Parisian Sage?now?at once.
It stops itching scalp, cleanses the hair
of dust and excessive oils, removes dand
ruff with one application, and makes the
hair doubly beautiful ? soft ? fluffy ?
abii .it.mt. Try a 50c. bottle to-day.
It will not only save your hair and make
it grow, but give it the beauty you desire,
LAURENS DRUG CO.
Laurens, S. C.
Take notice that on the 18th day of
July, i will render a final account cf
my octs and doings as Administrator
of tho estate of Mary L. Curry, de
ceased, in the office of the Judge of
Probnto of Laurens c?utny at 11
o'clock, a. m., and on tho same day
will npply for a final discharge from
my trusts as Administrator.
Any persons Indebted to said estate
are notified and required to make pay
ment on that date; and all persons
having claims against said estate will
l resent them on or before said dato,
duly proven, or be forever barred.
J. C. GRANT,
Juno 18, 1913.- -1 mo.
No matter what you have
used, try Mustang Liniment
and see for yourself how soon
it stops pain.

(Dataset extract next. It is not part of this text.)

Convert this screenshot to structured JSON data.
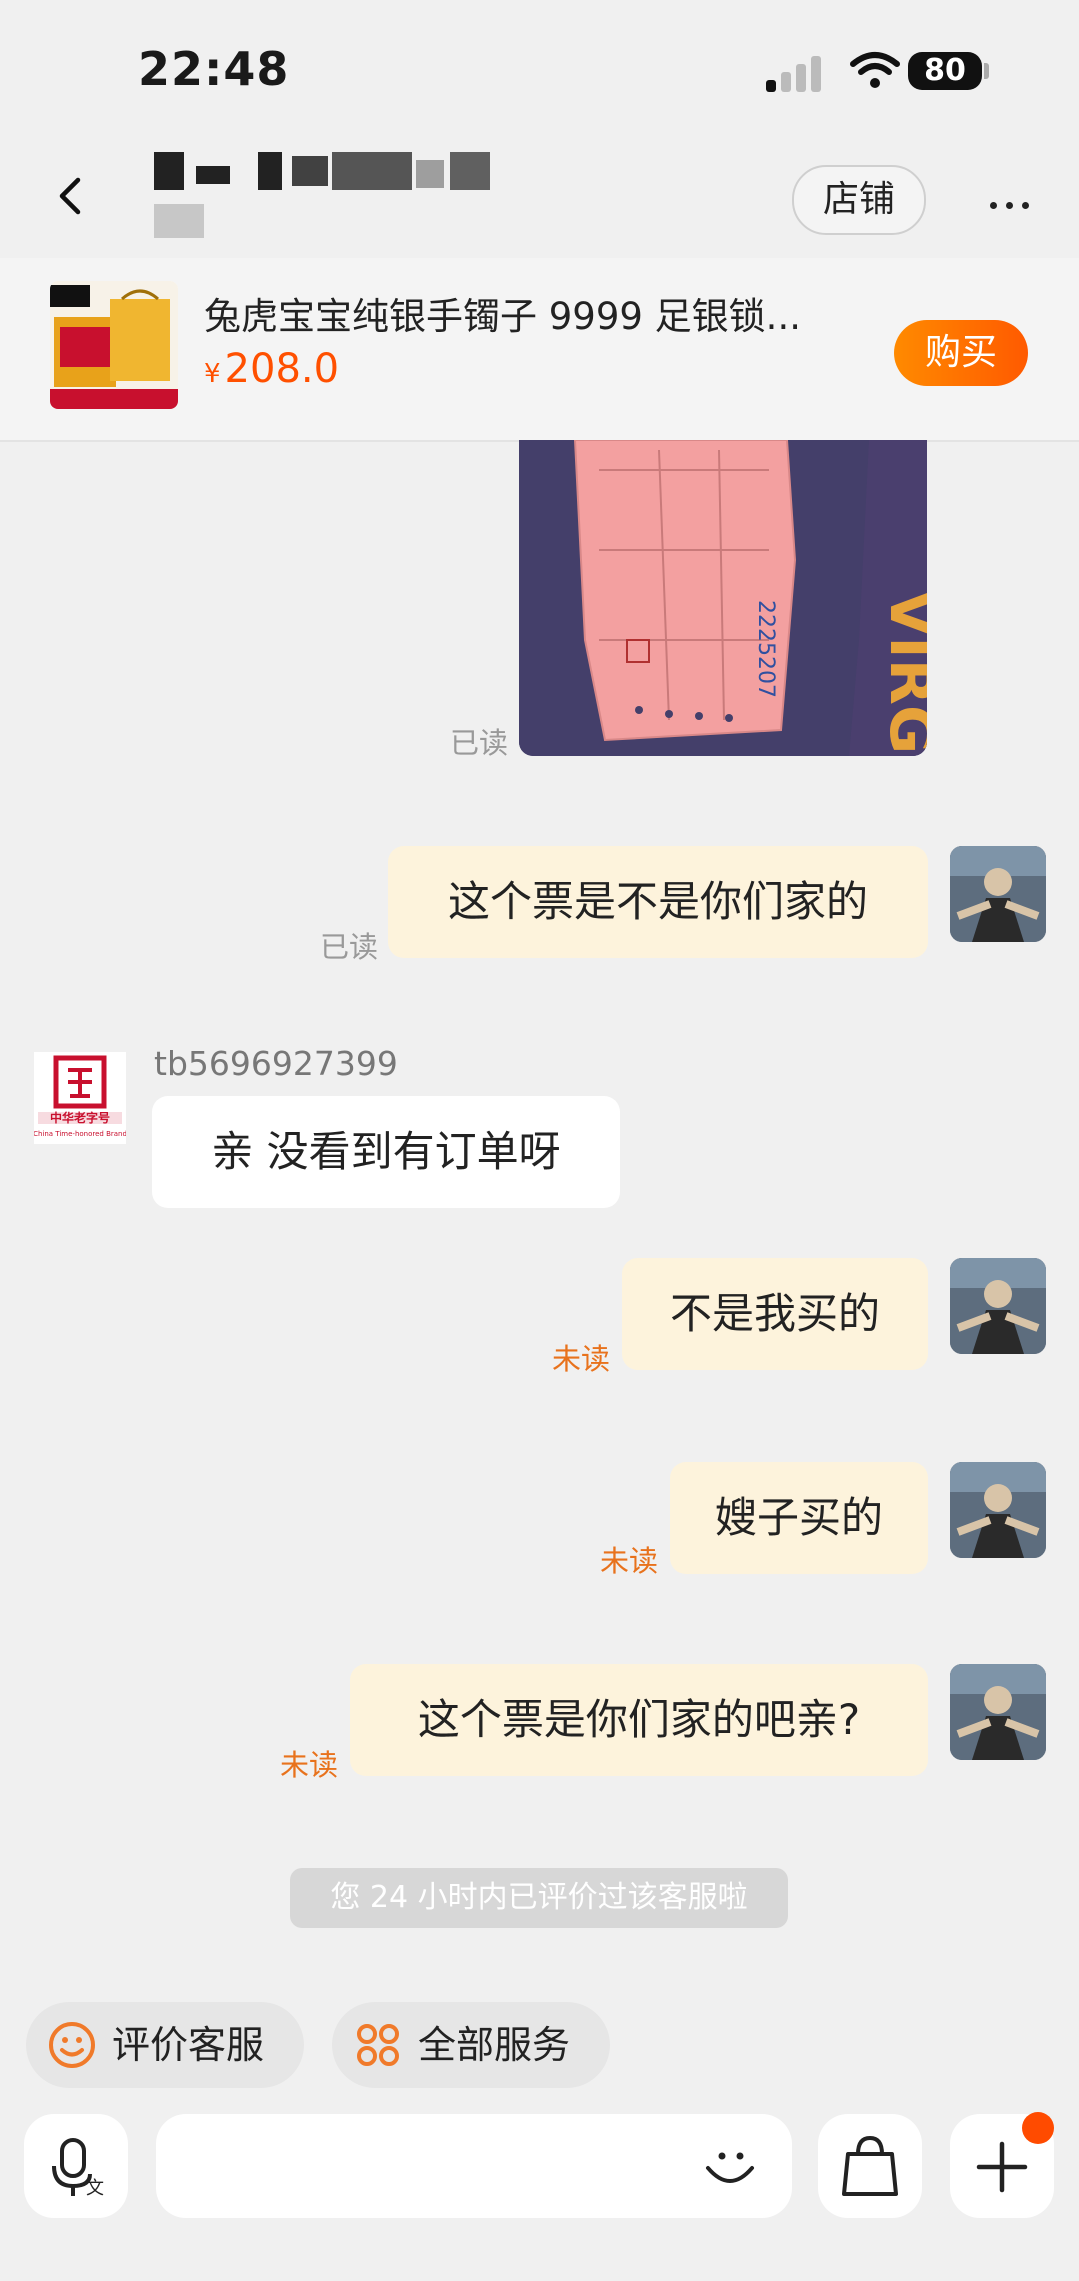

It don't sling
or h?rn the flesh but soothes
and heals soon as applied.
Pain simply can't stay if you
The Great Family Remedy
Cuts, Burns, Backache,
and all other ailments of
Man and Beast.
Since 1848 the foremost
'Pain 'Reliever of the South.
25c, SOc, $1 * bottle
tkt Drug and General Store*.
'4^ BE GOOD TO
I YOUR COMPLEXION
H Keep the face attractively young.
E? Uae Nyal'a Face Cream (with per
?3 oxide), it's antiseptic and being
. ] greaseless is readily absorbed by the
M skin. Though Nyal's Face Cream is
\ \ vastly superior to all others, it costs
j \ no more than the rest. Yes, it's just
the right thing for chapped skin*
') cracked lips, freckles, tan and sun
burn. Particular people insist on
getting Nyal'a Face Cream?it's bet
ter than the rest.
Then, too?the odor of Nyal's Face
Cream is dainty and delicately refined.
Nyal's Face Cream cleanses the pores,
nourishes the skin and leaves it soft
and velvety. Thousands of women
and men who know through experi
ence, say: "For your complexion's
sake use?Nyal's Face Cream." It's
sold in two sizes?25 and 50
cents. Get this delightful
cream at our store. Wo
have the Nyal agency.
Take home a jar
Men ^ .- ?.
after the shave,
it'* soothing to
with you to
LAUBENS DHU(3 CO.
Time works quick changes
in the growing girl. Pig
tails and short skirts are soon
forgotten in the maturer
charms of the debutante.
Some-times though you will
ache for a picture of her just
as she romped in from school
Think how she would like
one too, in the after years?to
show her friends and possibly
her children. WBIBI
Make the appointment while
the thought is fresh in your
N. C. OLIVER
At The McCord Studio.
Pile? Cured In 6 to 14 Days
OlWl?aS^Slir!? Ei???'U pazo